A federal judge whose son was killed and husband was shot during an attack
at her home last year has renewed calls for the Senate
to pass legislation to strengthen judicial security
On Sunday, U.S. District Court Judge Esther Salas
told "60 Minutes" that threats to federal judges
had increased 400% in the last five years.
Salas' son, Daniel, was shot and killed by Roy Den Hollander, a self-described "anti-feminist" lawyer who was dissatisfied with the outcome of a case that was presented before the judge. Hollander arrived at her home on July 19, disguised as a FedEx delivery driver, and opened fire on Daniel Anderl as he opened the door, and later on Salas' husband, Mark Anderl.
Mark Anderl was shot three times but survived; he is still recovering from multiple surgeries.
The next day, Hollander was found dead from a self-inflicted gunshot wound, and the FBI
later informed Salas that the attack was planned specifically for her.
Earlier this month, the House
narrowly passed a $1.9 billion security funding bill related to costs associated with the Jan. 6 attack on the United States Capitol
, which includes more than $157 million for judicial security, including funding to address security threats faced by federal judges, and an additional $25 million for increased staffing at the US Marshals Service.
Following the attack, Salas is now being guarded by US Marshals 24 hours a day, seven days a week.
The bill, which is expected to be taken up by the Senate, would also remove judges' personal data from the internet, including home addresses and property tax records, which Salas said allowed Hollander to access a wealth of information about her.
“He obviously knew where I lived. He knew my routes to work

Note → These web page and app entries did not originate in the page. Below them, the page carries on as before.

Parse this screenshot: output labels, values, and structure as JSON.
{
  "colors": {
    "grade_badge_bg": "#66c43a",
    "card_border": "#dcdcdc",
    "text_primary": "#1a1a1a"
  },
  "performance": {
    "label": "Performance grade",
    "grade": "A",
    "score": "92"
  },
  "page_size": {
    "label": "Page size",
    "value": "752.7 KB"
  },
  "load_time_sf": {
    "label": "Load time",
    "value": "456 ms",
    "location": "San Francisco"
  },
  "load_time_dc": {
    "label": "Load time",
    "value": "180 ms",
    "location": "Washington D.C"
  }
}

. He knew the church we attended. He knew Daniel’s school. He knew baseball
games. Just a complete work-up on me and my family,” she explained to “60 Minutes.” “All open sources.”

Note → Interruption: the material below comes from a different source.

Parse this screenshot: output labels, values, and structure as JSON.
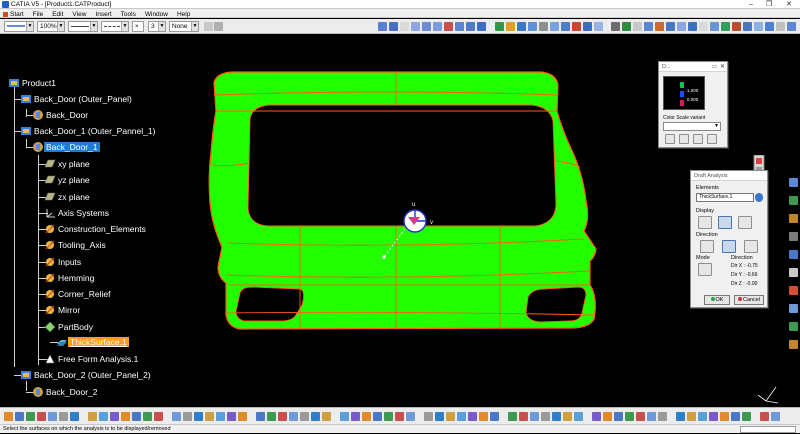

Federal investigators also discovered information about Supreme Court
Justice Sonia Sotomayor, including the name of a restaurant she frequents and a list of her friends
, she said.
“Who knows what happened, but we need to understand that judges are in danger,” Salas said, adding, “We need to understand that we put ourselves in great danger every day for doing our jobs
, and this fact has to wake us up.”